But before the fiction was a writer. And before the writer came the child. Lucy Maud Montgomery’s mother died when she was still very young and she went to live at her maternal grandparent’s home, much like Anne went to live with the Cuthberts….
While Girlfriend and I perused tourist maps and brochures, we discovered, to our great joy, that the foundation to L.M. Montgomery’s grandparent’s home was just .6 km away from the fake Anne House! This was the house where Lucy’s imagination began to bloom. Where she wrote Anne of Green Gables! This was the place where story began. We drove to the site (whilst getting slightly lost despite it being so nearby) and discovered it wasn’t yet open for the tourist season. How awful to come so far and be so near and not get to tread upon the very place where Lucy Maud Montgomery had trod…. Happily it wasn’t fenced off either so we dropped money into the suggestion box and we entered the grounds.

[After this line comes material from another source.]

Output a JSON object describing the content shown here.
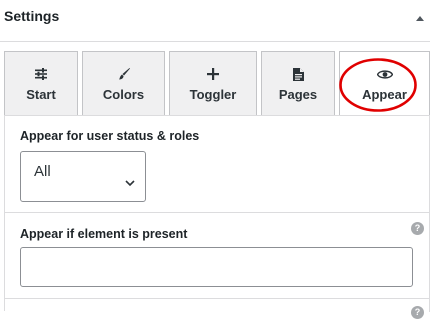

The foundations of the house, tucked inside stands of trees, seemed modest. How small it looks, I thought.
How the branches of the trees must have brushed against the glass of the windows. A hush in the air, inside my chest. I read Anne of Green Gables as a child, and I was so taken with the exuberant red-headed orphan, her mishaps with her heart on her sleeve, always. Uncynical, believer of good and fanciful imagination. A world and several generations away from my childhood in Langley, BC in the 1970s…. Yet I was there, an avid child reader who grew up to be a writer. L.M. Montgomery and I have little in common. <grin>. Histories, cultures, timelines, so many things which cast us at farthest points of a spectrum. But stories…. Stories can bridge some of that gap. And imagination. If you agree to walk with them down that lane.
PEI, apparently, is a province full of foxes! You can see them all over Charlottetown, our first cabbie told us. When I asked him if the coywolves had come over to the island as well, he said, “Oh, yah! They’re here alright.” He went on to tell a bunch of stories that began to roll into yarn…. And so GF and I began disbelieving him about the foxes. When we caught another cab and asked about foxes again, the 2nd cabbie explained there were two kinds: the red fox, and the ones that were originally imported from Russia, but were set free after to collapse of the fur industry. “I know where they are,” he said. “I can show you.” GF and I started to wonder if he was yarning us as well, but they he called out, “There’s one.” And there it was! On the outskirts of Charlottetown. A grey-black fox, skittishly trotting behind a house. After that, GF and I were on a constant look-out for more foxes. They are magical creatures– so clever and rather ghostly.
We drove out to the Cavendish area and through the national park. When out of the trees sauntered a fox, as if on cue. Unfortunately the cue was the sound of our car. Some assholes have been feeding this fox (my sea lion story notwithstanding, coff, coff, Quick! Look over there——>!) and it was completely habituated. I did not feed the fox!!! But I was able to snap several photographs.
Despite being such a small island (tho relative, scale, etc!), we had to leave so much of it unseen. Three days is nothing– I would love to go back for a longer stay. I would love to ride a bicycle along Confederation Trail. But so grateful for the opportunity to have visited “The Gentle Island”. Thank you to the Trudeau Foundation for making it possible, Pierre-Gerlier Forest for inviting me to the Summer Institute.
Finally, yes, it’s the food porn moment. Yes, there be plenty of seafood out east! My last lunch at Clamdiggers in Georgetown. Free wifi! ^__^